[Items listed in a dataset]

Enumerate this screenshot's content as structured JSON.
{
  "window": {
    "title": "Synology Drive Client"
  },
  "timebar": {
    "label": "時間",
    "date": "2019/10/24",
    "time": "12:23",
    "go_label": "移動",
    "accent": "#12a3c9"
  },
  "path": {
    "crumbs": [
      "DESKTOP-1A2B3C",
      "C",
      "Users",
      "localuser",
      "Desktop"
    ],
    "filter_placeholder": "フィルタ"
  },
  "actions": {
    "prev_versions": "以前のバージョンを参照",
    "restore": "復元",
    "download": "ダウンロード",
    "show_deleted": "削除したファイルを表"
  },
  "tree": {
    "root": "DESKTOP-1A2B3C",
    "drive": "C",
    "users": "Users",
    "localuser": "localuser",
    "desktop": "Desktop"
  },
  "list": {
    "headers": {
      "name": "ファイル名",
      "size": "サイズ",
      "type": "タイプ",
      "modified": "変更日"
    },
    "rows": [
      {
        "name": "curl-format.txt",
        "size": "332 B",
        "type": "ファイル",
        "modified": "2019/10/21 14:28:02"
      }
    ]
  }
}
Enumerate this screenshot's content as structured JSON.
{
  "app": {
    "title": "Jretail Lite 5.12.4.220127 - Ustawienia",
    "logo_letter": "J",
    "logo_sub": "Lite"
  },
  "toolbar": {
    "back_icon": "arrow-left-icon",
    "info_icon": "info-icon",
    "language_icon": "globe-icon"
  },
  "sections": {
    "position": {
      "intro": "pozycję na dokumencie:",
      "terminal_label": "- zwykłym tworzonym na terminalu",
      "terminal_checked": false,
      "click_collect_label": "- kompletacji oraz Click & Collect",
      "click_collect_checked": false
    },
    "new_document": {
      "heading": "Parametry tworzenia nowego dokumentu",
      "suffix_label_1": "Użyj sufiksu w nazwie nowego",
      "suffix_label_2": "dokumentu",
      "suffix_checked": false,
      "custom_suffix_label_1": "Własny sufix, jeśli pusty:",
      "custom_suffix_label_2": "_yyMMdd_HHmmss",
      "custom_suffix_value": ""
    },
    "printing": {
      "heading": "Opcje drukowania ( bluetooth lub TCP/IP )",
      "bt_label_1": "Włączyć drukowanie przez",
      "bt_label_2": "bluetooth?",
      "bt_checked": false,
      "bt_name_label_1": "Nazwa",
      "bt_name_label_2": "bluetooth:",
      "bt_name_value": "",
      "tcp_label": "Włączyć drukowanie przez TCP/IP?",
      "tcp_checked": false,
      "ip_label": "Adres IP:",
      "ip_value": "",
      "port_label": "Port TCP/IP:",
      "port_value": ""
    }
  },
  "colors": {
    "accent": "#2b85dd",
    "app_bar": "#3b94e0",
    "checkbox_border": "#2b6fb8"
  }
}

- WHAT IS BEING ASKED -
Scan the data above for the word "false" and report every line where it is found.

- OUTPUT OF THE TASK -
      "terminal_checked": false,
      "click_collect_checked": false
      "suffix_checked": false,
      "bt_checked": false,
      "tcp_checked": false,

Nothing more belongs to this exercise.